*** INFORMATION GIVEN Section Begins ***

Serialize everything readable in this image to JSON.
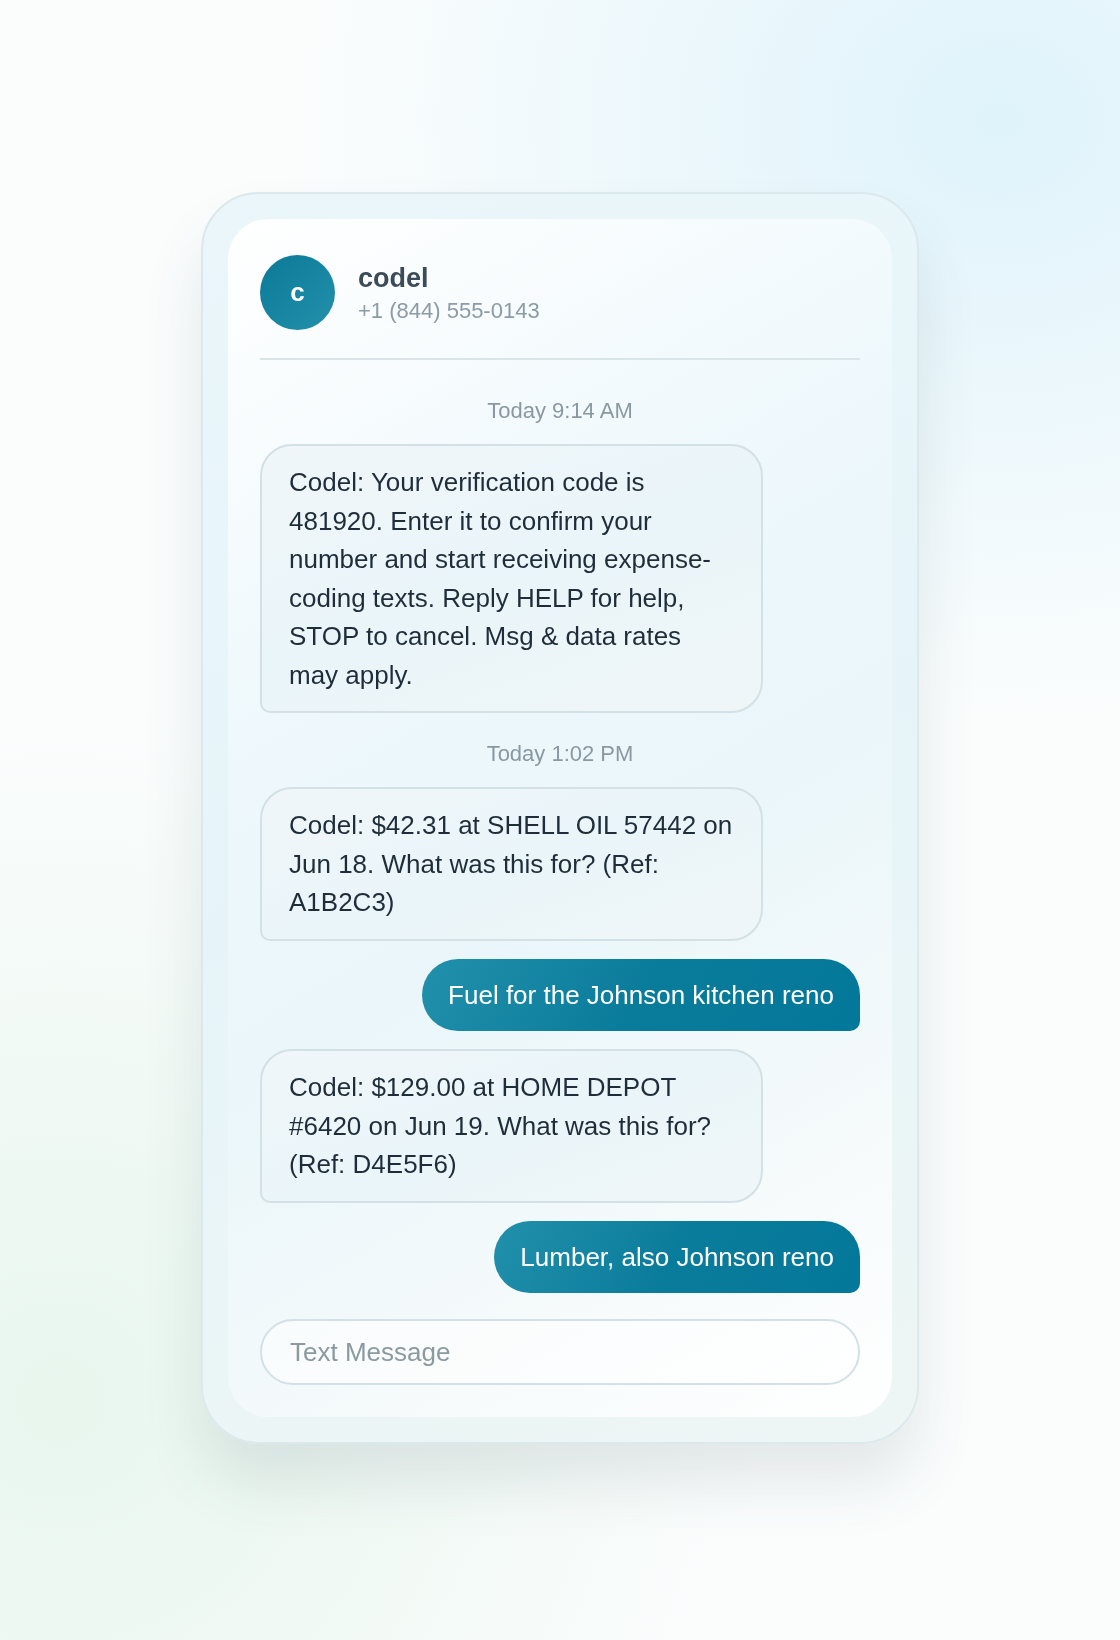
{
  "contact": {
    "initial": "c",
    "name": "codel",
    "phone": "+1 (844) 555-0143"
  },
  "messages": [
    {
      "kind": "timestamp",
      "text": "Today 9:14 AM"
    },
    {
      "kind": "incoming",
      "text": "Codel: Your verification code is 481920. Enter it to confirm your number and start receiving expense-coding texts. Reply HELP for help, STOP to cancel. Msg & data rates may apply."
    },
    {
      "kind": "timestamp",
      "text": "Today 1:02 PM"
    },
    {
      "kind": "incoming",
      "text": "Codel: $42.31 at SHELL OIL 57442 on Jun 18. What was this for? (Ref: A1B2C3)"
    },
    {
      "kind": "outgoing",
      "text": "Fuel for the Johnson kitchen reno"
    },
    {
      "kind": "incoming",
      "text": "Codel: $129.00 at HOME DEPOT #6420 on Jun 19. What was this for? (Ref: D4E5F6)"
    },
    {
      "kind": "outgoing",
      "text": "Lumber, also Johnson reno"
    }
  ],
  "composer": {
    "placeholder": "Text Message"
  }
}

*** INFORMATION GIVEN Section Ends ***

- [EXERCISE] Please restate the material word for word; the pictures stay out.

- [TASK ANSWER]
Serialize everything readable in this image to JSON.
{
  "contact": {
    "initial": "c",
    "name": "codel",
    "phone": "+1 (844) 555-0143"
  },
  "messages": [
    {
      "kind": "timestamp",
      "text": "Today 9:14 AM"
    },
    {
      "kind": "incoming",
      "text": "Codel: Your verification code is 481920. Enter it to confirm your number and start receiving expense-coding texts. Reply HELP for help, STOP to cancel. Msg & data rates may apply."
    },
    {
      "kind": "timestamp",
      "text": "Today 1:02 PM"
    },
    {
      "kind": "incoming",
      "text": "Codel: $42.31 at SHELL OIL 57442 on Jun 18. What was this for? (Ref: A1B2C3)"
    },
    {
      "kind": "outgoing",
      "text": "Fuel for the Johnson kitchen reno"
    },
    {
      "kind": "incoming",
      "text": "Codel: $129.00 at HOME DEPOT #6420 on Jun 19. What was this for? (Ref: D4E5F6)"
    },
    {
      "kind": "outgoing",
      "text": "Lumber, also Johnson reno"
    }
  ],
  "composer": {
    "placeholder": "Text Message"
  }
}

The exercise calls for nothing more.